[REQUIREMENT]:
Look over the material below and count the lines that include "أحمد". Give only the total.
(INFORMATION SHOWN)
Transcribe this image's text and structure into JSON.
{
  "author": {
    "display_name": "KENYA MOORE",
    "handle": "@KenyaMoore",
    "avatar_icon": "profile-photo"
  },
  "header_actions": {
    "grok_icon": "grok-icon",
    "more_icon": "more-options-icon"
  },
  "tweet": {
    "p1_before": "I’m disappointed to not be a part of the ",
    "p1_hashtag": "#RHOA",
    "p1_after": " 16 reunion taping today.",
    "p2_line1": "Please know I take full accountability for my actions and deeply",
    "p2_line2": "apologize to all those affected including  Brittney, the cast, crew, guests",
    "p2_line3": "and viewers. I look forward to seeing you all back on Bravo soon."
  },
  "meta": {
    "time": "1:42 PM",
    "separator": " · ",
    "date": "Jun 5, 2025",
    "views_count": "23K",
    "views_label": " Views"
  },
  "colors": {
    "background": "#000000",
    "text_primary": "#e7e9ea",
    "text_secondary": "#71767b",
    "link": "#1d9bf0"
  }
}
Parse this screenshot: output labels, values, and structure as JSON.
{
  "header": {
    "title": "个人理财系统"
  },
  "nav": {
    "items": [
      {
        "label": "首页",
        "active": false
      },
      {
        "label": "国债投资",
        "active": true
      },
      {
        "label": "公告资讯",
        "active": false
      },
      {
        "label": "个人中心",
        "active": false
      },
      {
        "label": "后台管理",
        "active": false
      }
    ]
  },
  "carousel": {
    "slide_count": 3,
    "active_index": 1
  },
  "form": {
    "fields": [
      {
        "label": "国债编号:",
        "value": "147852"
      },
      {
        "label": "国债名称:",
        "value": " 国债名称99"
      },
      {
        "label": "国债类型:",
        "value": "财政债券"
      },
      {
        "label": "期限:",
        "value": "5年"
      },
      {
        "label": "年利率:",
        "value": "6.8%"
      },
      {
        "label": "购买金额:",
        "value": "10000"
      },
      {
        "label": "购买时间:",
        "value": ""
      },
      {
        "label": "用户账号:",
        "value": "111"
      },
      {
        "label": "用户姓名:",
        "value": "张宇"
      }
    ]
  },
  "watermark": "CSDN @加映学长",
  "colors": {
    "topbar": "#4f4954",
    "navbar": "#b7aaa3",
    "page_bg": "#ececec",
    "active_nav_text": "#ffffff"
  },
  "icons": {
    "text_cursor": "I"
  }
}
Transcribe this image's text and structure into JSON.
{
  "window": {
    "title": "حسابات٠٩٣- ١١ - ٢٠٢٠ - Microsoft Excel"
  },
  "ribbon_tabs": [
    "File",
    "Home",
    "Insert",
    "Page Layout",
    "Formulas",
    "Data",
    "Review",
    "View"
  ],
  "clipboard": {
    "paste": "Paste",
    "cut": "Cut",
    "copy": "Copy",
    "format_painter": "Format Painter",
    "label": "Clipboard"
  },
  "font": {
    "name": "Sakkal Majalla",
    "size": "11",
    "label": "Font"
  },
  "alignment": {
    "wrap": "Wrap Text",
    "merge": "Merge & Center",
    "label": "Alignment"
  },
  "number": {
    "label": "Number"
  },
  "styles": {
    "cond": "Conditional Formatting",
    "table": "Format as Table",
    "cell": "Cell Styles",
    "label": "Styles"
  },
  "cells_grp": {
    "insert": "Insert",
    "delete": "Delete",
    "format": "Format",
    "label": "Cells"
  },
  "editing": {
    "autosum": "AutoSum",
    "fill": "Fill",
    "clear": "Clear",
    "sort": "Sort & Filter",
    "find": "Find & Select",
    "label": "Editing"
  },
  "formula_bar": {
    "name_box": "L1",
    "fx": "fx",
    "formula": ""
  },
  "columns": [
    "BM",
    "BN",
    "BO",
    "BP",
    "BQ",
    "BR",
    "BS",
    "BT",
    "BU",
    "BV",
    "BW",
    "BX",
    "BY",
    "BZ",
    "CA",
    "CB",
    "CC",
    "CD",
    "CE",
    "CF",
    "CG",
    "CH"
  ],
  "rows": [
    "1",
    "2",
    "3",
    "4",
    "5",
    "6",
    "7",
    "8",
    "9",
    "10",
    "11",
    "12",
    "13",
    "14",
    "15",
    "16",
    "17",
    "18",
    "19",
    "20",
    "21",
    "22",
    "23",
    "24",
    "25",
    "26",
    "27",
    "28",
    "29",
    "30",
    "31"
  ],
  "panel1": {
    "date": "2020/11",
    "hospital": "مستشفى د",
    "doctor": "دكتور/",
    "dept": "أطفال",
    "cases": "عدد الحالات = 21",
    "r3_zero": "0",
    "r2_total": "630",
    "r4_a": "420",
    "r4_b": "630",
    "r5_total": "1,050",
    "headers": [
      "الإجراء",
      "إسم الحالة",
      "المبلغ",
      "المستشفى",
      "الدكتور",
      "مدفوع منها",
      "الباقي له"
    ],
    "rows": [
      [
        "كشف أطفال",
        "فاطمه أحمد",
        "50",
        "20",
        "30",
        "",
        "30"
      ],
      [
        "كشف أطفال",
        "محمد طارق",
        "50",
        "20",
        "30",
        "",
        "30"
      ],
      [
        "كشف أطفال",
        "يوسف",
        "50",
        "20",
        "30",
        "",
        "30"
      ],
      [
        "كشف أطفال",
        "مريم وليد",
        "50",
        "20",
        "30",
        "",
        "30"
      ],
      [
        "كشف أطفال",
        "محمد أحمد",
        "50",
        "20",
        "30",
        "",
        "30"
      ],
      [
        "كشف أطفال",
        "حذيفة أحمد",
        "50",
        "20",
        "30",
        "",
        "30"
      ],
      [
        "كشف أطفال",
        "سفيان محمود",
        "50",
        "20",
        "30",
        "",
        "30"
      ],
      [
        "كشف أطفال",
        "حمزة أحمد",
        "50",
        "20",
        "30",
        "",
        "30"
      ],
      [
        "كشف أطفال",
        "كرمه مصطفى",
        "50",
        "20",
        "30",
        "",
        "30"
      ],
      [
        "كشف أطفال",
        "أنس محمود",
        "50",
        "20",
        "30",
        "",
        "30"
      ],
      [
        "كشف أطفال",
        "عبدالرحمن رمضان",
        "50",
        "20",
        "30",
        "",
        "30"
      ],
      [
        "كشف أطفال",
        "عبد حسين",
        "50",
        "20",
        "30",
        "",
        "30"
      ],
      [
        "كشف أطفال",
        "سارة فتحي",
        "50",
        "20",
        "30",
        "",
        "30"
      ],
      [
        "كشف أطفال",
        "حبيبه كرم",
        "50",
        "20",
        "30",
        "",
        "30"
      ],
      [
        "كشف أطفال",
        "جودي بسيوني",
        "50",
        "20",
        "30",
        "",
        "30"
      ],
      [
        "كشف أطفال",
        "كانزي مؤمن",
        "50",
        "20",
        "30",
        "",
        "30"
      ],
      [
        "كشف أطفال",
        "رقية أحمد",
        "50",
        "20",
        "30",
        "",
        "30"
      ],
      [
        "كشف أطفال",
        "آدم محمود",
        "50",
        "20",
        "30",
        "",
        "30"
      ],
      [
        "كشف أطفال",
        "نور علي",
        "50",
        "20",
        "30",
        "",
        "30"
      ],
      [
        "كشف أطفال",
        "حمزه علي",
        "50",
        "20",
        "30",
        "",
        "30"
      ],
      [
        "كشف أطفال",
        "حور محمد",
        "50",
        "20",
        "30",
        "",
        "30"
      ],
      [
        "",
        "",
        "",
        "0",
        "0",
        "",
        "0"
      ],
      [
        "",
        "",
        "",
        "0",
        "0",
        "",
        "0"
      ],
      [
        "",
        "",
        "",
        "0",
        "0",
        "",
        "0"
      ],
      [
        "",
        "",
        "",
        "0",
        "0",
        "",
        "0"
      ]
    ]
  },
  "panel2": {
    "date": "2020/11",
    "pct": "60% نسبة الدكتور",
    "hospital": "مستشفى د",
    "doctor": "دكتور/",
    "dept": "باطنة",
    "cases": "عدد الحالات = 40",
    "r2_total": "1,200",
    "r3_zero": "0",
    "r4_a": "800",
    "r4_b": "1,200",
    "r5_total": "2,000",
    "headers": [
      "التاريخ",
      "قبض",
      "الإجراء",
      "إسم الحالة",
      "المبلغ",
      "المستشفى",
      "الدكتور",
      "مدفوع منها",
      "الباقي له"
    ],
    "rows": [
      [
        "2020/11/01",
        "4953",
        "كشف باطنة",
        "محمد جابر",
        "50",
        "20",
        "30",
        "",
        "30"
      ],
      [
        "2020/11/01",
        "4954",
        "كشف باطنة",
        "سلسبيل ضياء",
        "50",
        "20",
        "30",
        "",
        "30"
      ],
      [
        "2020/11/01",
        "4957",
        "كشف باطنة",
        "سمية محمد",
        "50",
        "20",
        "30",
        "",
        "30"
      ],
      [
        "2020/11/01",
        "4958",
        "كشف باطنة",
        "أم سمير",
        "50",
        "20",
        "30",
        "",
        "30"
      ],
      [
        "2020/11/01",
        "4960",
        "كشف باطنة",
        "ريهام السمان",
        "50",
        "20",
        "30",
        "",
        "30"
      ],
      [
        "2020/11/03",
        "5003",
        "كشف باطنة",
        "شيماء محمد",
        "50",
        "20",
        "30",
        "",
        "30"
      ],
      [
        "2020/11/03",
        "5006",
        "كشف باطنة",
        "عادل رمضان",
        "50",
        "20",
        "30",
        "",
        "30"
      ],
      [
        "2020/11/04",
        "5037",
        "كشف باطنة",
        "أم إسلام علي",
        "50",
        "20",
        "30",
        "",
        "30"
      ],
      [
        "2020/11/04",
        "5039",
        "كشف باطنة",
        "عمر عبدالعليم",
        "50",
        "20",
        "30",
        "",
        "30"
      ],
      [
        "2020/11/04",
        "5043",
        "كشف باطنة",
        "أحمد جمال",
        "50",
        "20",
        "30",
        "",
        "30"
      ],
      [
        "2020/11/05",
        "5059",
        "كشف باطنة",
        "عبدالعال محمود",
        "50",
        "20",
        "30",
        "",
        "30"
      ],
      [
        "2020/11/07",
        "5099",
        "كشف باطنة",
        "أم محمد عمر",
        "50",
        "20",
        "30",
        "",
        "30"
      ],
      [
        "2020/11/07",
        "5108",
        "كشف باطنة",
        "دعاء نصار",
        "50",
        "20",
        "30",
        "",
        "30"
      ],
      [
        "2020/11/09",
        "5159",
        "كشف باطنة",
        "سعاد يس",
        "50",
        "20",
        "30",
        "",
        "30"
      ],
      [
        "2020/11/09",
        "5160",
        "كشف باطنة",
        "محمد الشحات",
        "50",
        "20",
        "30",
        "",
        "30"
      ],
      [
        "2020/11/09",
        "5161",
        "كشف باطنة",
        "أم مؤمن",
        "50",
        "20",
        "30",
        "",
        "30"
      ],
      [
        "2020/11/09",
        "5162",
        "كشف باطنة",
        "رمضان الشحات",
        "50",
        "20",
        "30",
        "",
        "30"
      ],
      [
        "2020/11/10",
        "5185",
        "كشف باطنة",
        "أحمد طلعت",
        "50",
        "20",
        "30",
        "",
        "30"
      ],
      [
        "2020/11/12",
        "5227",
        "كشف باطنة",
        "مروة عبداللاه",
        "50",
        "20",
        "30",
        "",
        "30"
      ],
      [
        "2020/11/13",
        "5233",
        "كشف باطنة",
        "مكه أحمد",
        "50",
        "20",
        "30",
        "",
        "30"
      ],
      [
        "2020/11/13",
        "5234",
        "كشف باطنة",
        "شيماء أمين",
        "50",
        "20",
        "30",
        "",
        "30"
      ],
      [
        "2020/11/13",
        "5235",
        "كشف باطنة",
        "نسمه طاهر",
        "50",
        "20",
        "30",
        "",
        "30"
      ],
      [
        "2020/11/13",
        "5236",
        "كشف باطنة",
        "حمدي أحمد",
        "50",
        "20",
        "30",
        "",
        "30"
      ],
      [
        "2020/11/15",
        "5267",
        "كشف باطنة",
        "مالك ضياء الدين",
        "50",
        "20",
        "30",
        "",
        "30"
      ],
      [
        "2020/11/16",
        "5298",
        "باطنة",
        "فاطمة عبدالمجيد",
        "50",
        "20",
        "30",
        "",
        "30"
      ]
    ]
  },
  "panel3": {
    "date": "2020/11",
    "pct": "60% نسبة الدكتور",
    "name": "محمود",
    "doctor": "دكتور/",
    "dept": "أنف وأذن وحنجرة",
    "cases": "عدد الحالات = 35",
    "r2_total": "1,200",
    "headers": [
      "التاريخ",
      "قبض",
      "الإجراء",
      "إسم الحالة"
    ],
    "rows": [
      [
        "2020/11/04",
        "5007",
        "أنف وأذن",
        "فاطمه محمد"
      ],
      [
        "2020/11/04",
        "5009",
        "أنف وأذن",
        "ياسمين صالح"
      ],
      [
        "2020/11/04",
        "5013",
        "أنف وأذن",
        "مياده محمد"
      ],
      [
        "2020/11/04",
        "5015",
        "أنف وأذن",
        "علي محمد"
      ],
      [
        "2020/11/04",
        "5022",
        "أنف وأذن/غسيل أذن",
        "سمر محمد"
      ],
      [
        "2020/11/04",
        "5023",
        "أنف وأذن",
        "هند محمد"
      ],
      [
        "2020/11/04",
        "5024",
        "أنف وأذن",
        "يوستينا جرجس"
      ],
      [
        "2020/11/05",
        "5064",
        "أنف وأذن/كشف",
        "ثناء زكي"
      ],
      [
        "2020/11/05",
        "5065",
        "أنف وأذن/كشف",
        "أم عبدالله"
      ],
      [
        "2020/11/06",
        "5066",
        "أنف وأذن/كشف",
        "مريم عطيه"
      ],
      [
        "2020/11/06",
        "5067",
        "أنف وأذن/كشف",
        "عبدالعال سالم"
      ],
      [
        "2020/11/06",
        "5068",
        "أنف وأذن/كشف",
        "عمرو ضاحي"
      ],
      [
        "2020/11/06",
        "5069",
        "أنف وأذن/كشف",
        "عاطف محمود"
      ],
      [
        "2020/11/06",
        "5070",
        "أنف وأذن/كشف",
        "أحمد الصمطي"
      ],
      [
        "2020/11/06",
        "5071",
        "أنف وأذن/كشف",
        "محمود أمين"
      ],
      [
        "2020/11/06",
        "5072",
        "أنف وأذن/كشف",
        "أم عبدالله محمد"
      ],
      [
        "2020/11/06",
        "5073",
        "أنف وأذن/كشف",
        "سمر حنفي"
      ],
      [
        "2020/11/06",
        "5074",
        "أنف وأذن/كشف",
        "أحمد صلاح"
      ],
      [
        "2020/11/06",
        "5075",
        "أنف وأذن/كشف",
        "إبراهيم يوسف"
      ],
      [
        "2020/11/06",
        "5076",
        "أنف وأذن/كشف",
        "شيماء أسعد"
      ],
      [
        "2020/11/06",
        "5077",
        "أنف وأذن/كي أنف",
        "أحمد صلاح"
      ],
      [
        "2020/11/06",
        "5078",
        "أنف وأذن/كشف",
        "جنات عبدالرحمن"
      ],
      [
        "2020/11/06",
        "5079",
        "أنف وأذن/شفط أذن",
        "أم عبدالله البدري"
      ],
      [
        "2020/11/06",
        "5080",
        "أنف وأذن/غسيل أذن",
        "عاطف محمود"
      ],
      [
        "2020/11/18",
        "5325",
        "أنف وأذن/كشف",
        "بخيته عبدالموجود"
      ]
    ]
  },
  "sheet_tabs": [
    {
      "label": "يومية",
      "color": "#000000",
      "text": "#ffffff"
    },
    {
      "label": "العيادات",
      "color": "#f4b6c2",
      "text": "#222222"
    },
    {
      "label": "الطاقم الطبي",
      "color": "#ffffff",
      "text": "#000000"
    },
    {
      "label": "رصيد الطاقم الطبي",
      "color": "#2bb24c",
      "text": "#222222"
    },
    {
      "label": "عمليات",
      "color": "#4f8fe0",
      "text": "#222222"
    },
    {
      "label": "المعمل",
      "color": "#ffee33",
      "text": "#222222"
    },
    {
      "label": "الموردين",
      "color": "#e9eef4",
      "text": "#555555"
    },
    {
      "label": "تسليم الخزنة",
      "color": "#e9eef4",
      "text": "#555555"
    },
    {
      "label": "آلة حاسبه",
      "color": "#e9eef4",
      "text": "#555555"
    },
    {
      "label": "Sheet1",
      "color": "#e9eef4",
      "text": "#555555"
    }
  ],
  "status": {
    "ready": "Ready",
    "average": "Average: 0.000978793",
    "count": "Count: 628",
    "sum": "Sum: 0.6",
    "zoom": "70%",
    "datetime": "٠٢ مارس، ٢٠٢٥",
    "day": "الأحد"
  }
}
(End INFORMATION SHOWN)
[YOUR RESPONSE]:
12